== Material for this exercise ==

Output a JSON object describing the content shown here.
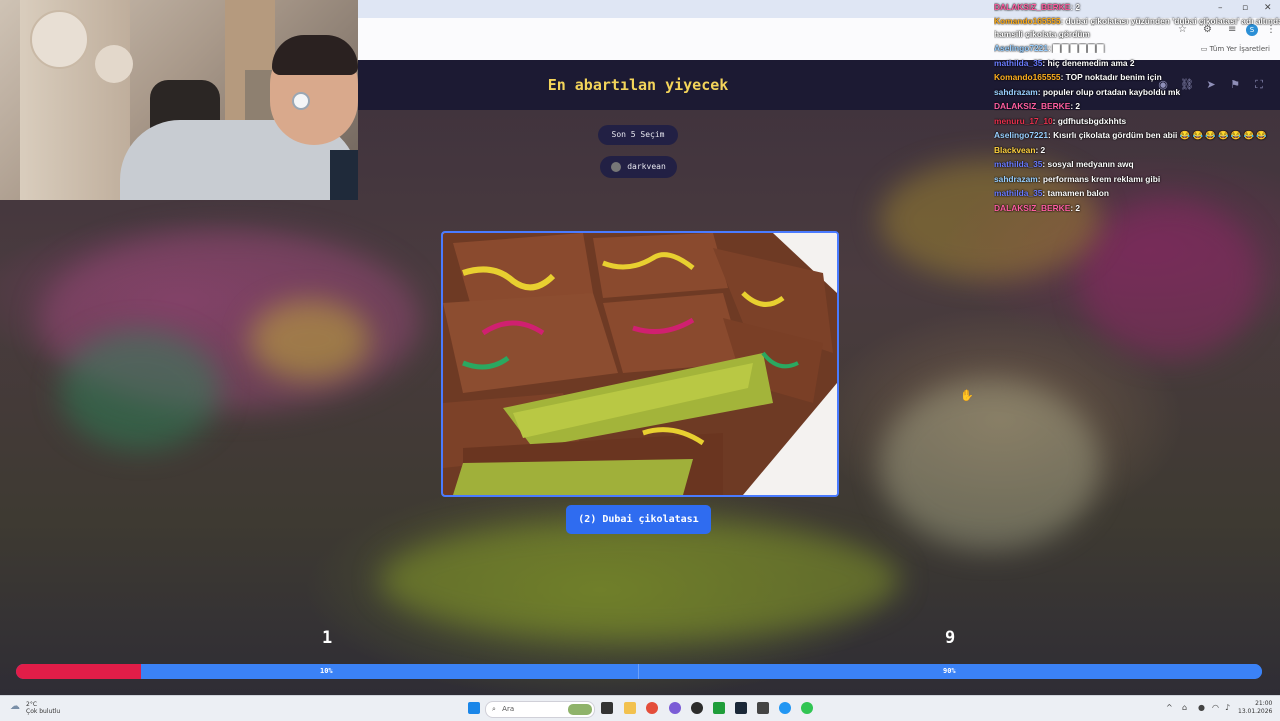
{
  "header": {
    "title": "En abartılan yiyecek"
  },
  "controls": {
    "last_choices": "Son 5 Seçim",
    "user": "darkvean"
  },
  "question": {
    "answer_label": "(2) Dubai çikolatası"
  },
  "scores": {
    "left": "1",
    "right": "9",
    "left_pct_label": "10%",
    "right_pct_label": "90%",
    "left_fraction": 0.1,
    "right_fraction": 0.9
  },
  "colors": {
    "title": "#f3d45a",
    "left_bar": "#e11d48",
    "right_bar": "#3b82f6",
    "answer_button": "#2f6cf0",
    "header_bg": "#1c1a33"
  },
  "browser": {
    "bookmarks_label": "Tüm Yer İşaretleri",
    "win_controls": [
      "–",
      "▫",
      "✕"
    ]
  },
  "chat": {
    "messages": [
      {
        "user": "DALAKSIZ_BERKE",
        "text": ": 2",
        "color": "#ff5fa2"
      },
      {
        "user": "Komando165555",
        "text": ": dubai çikolatası yüzünden 'dubai çikolatası' adı altında",
        "color": "#ffb020"
      },
      {
        "user": "",
        "text": "hamsili çikolata gördüm",
        "color": "#ffffff"
      },
      {
        "user": "Aselingo7221",
        "text": ": ▇ ▇ ▇ ▇ ▇ ▇",
        "color": "#9ad0ff"
      },
      {
        "user": "mathilda_35",
        "text": ": hiç denemedim ama 2",
        "color": "#6b7cff"
      },
      {
        "user": "Komando165555",
        "text": ": TOP noktadır benim için",
        "color": "#ffb020"
      },
      {
        "user": "sahdrazam",
        "text": ": populer olup ortadan kayboldu mk",
        "color": "#9ad0ff"
      },
      {
        "user": "DALAKSIZ_BERKE",
        "text": ": 2",
        "color": "#ff5fa2"
      },
      {
        "user": "menuru_17_10",
        "text": ": gdfhutsbgdxhhts",
        "color": "#e8324f"
      },
      {
        "user": "Aselingo7221",
        "text": ": Kısırlı çikolata gördüm ben abii 😂 😂 😂 😂 😂 😂 😂",
        "color": "#9ad0ff"
      },
      {
        "user": "Blackvean",
        "text": ": 2",
        "color": "#ffd23f"
      },
      {
        "user": "mathilda_35",
        "text": ": sosyal medyanın awq",
        "color": "#6b7cff"
      },
      {
        "user": "sahdrazam",
        "text": ": performans krem reklamı gibi",
        "color": "#9ad0ff"
      },
      {
        "user": "mathilda_35",
        "text": ": tamamen balon",
        "color": "#6b7cff"
      },
      {
        "user": "DALAKSIZ_BERKE",
        "text": ": 2",
        "color": "#ff5fa2"
      }
    ]
  },
  "taskbar": {
    "weather_temp": "2°C",
    "weather_desc": "Çok bulutlu",
    "search_placeholder": "Ara",
    "time": "21:00",
    "date": "13.01.2026"
  }
}
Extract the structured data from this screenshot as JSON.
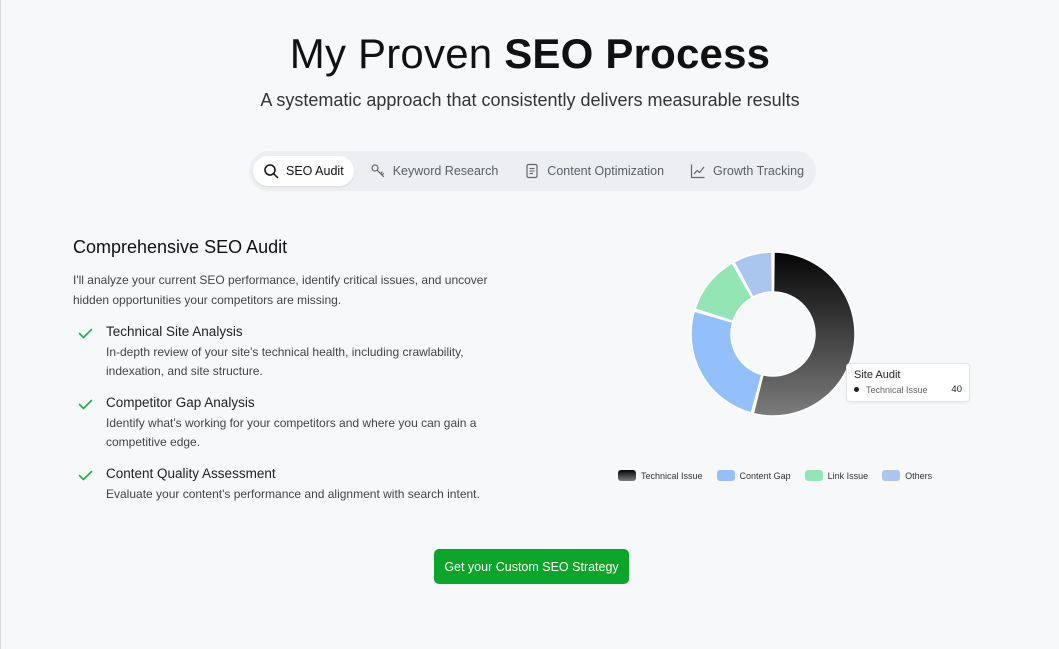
{
  "header": {
    "title_light": "My Proven ",
    "title_bold": "SEO Process",
    "subtitle": "A systematic approach that consistently delivers measurable results"
  },
  "tabs": [
    {
      "label": "SEO Audit",
      "icon": "search-icon",
      "active": true
    },
    {
      "label": "Keyword Research",
      "icon": "key-icon",
      "active": false
    },
    {
      "label": "Content Optimization",
      "icon": "document-icon",
      "active": false
    },
    {
      "label": "Growth Tracking",
      "icon": "line-chart-icon",
      "active": false
    }
  ],
  "panel": {
    "heading": "Comprehensive SEO Audit",
    "intro": "I'll analyze your current SEO performance, identify critical issues, and uncover hidden opportunities your competitors are missing.",
    "features": [
      {
        "title": "Technical Site Analysis",
        "desc": "In-depth review of your site's technical health, including crawlability, indexation, and site structure."
      },
      {
        "title": "Competitor Gap Analysis",
        "desc": "Identify what's working for your competitors and where you can gain a competitive edge."
      },
      {
        "title": "Content Quality Assessment",
        "desc": "Evaluate your content's performance and alignment with search intent."
      }
    ]
  },
  "cta": {
    "label": "Get your Custom SEO Strategy",
    "color": "#0aa52a"
  },
  "tooltip": {
    "title": "Site Audit",
    "label": "Technical Issue",
    "value": "40"
  },
  "chart_data": {
    "type": "pie",
    "categories": [
      "Technical Issue",
      "Content Gap",
      "Link Issue",
      "Others"
    ],
    "values": [
      40,
      19,
      9,
      6
    ],
    "colors": [
      "#111111",
      "#93c0fb",
      "#93e6b4",
      "#abc6ee"
    ],
    "legend": "bottom"
  }
}
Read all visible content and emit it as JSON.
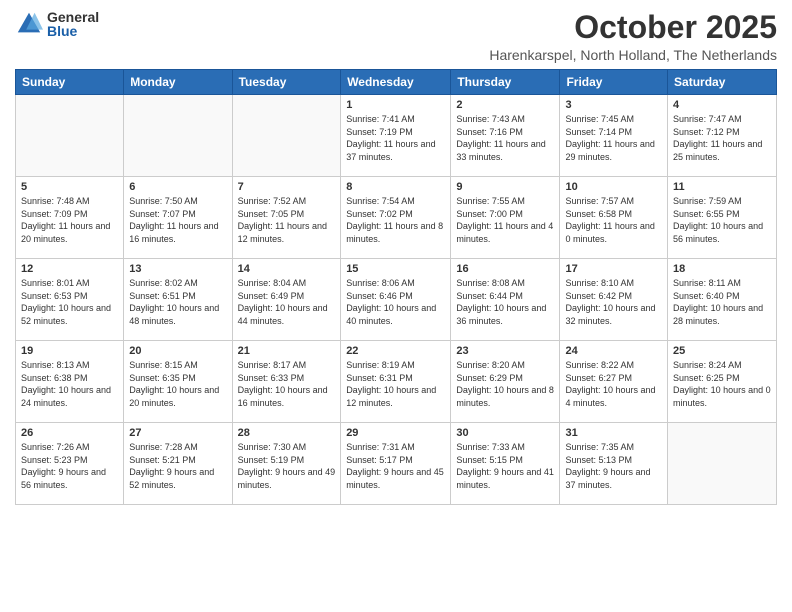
{
  "logo": {
    "general": "General",
    "blue": "Blue"
  },
  "title": "October 2025",
  "location": "Harenkarspel, North Holland, The Netherlands",
  "weekdays": [
    "Sunday",
    "Monday",
    "Tuesday",
    "Wednesday",
    "Thursday",
    "Friday",
    "Saturday"
  ],
  "weeks": [
    [
      {
        "day": "",
        "content": ""
      },
      {
        "day": "",
        "content": ""
      },
      {
        "day": "",
        "content": ""
      },
      {
        "day": "1",
        "content": "Sunrise: 7:41 AM\nSunset: 7:19 PM\nDaylight: 11 hours\nand 37 minutes."
      },
      {
        "day": "2",
        "content": "Sunrise: 7:43 AM\nSunset: 7:16 PM\nDaylight: 11 hours\nand 33 minutes."
      },
      {
        "day": "3",
        "content": "Sunrise: 7:45 AM\nSunset: 7:14 PM\nDaylight: 11 hours\nand 29 minutes."
      },
      {
        "day": "4",
        "content": "Sunrise: 7:47 AM\nSunset: 7:12 PM\nDaylight: 11 hours\nand 25 minutes."
      }
    ],
    [
      {
        "day": "5",
        "content": "Sunrise: 7:48 AM\nSunset: 7:09 PM\nDaylight: 11 hours\nand 20 minutes."
      },
      {
        "day": "6",
        "content": "Sunrise: 7:50 AM\nSunset: 7:07 PM\nDaylight: 11 hours\nand 16 minutes."
      },
      {
        "day": "7",
        "content": "Sunrise: 7:52 AM\nSunset: 7:05 PM\nDaylight: 11 hours\nand 12 minutes."
      },
      {
        "day": "8",
        "content": "Sunrise: 7:54 AM\nSunset: 7:02 PM\nDaylight: 11 hours\nand 8 minutes."
      },
      {
        "day": "9",
        "content": "Sunrise: 7:55 AM\nSunset: 7:00 PM\nDaylight: 11 hours\nand 4 minutes."
      },
      {
        "day": "10",
        "content": "Sunrise: 7:57 AM\nSunset: 6:58 PM\nDaylight: 11 hours\nand 0 minutes."
      },
      {
        "day": "11",
        "content": "Sunrise: 7:59 AM\nSunset: 6:55 PM\nDaylight: 10 hours\nand 56 minutes."
      }
    ],
    [
      {
        "day": "12",
        "content": "Sunrise: 8:01 AM\nSunset: 6:53 PM\nDaylight: 10 hours\nand 52 minutes."
      },
      {
        "day": "13",
        "content": "Sunrise: 8:02 AM\nSunset: 6:51 PM\nDaylight: 10 hours\nand 48 minutes."
      },
      {
        "day": "14",
        "content": "Sunrise: 8:04 AM\nSunset: 6:49 PM\nDaylight: 10 hours\nand 44 minutes."
      },
      {
        "day": "15",
        "content": "Sunrise: 8:06 AM\nSunset: 6:46 PM\nDaylight: 10 hours\nand 40 minutes."
      },
      {
        "day": "16",
        "content": "Sunrise: 8:08 AM\nSunset: 6:44 PM\nDaylight: 10 hours\nand 36 minutes."
      },
      {
        "day": "17",
        "content": "Sunrise: 8:10 AM\nSunset: 6:42 PM\nDaylight: 10 hours\nand 32 minutes."
      },
      {
        "day": "18",
        "content": "Sunrise: 8:11 AM\nSunset: 6:40 PM\nDaylight: 10 hours\nand 28 minutes."
      }
    ],
    [
      {
        "day": "19",
        "content": "Sunrise: 8:13 AM\nSunset: 6:38 PM\nDaylight: 10 hours\nand 24 minutes."
      },
      {
        "day": "20",
        "content": "Sunrise: 8:15 AM\nSunset: 6:35 PM\nDaylight: 10 hours\nand 20 minutes."
      },
      {
        "day": "21",
        "content": "Sunrise: 8:17 AM\nSunset: 6:33 PM\nDaylight: 10 hours\nand 16 minutes."
      },
      {
        "day": "22",
        "content": "Sunrise: 8:19 AM\nSunset: 6:31 PM\nDaylight: 10 hours\nand 12 minutes."
      },
      {
        "day": "23",
        "content": "Sunrise: 8:20 AM\nSunset: 6:29 PM\nDaylight: 10 hours\nand 8 minutes."
      },
      {
        "day": "24",
        "content": "Sunrise: 8:22 AM\nSunset: 6:27 PM\nDaylight: 10 hours\nand 4 minutes."
      },
      {
        "day": "25",
        "content": "Sunrise: 8:24 AM\nSunset: 6:25 PM\nDaylight: 10 hours\nand 0 minutes."
      }
    ],
    [
      {
        "day": "26",
        "content": "Sunrise: 7:26 AM\nSunset: 5:23 PM\nDaylight: 9 hours\nand 56 minutes."
      },
      {
        "day": "27",
        "content": "Sunrise: 7:28 AM\nSunset: 5:21 PM\nDaylight: 9 hours\nand 52 minutes."
      },
      {
        "day": "28",
        "content": "Sunrise: 7:30 AM\nSunset: 5:19 PM\nDaylight: 9 hours\nand 49 minutes."
      },
      {
        "day": "29",
        "content": "Sunrise: 7:31 AM\nSunset: 5:17 PM\nDaylight: 9 hours\nand 45 minutes."
      },
      {
        "day": "30",
        "content": "Sunrise: 7:33 AM\nSunset: 5:15 PM\nDaylight: 9 hours\nand 41 minutes."
      },
      {
        "day": "31",
        "content": "Sunrise: 7:35 AM\nSunset: 5:13 PM\nDaylight: 9 hours\nand 37 minutes."
      },
      {
        "day": "",
        "content": ""
      }
    ]
  ]
}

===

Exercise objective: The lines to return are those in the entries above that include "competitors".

Result of this exercise:
    "intro": "I'll analyze your current SEO performance, identify critical issues, and uncover hidden opportunities your competitors are missing.",
        "desc": "Identify what's working for your competitors and where you can gain a competitive edge."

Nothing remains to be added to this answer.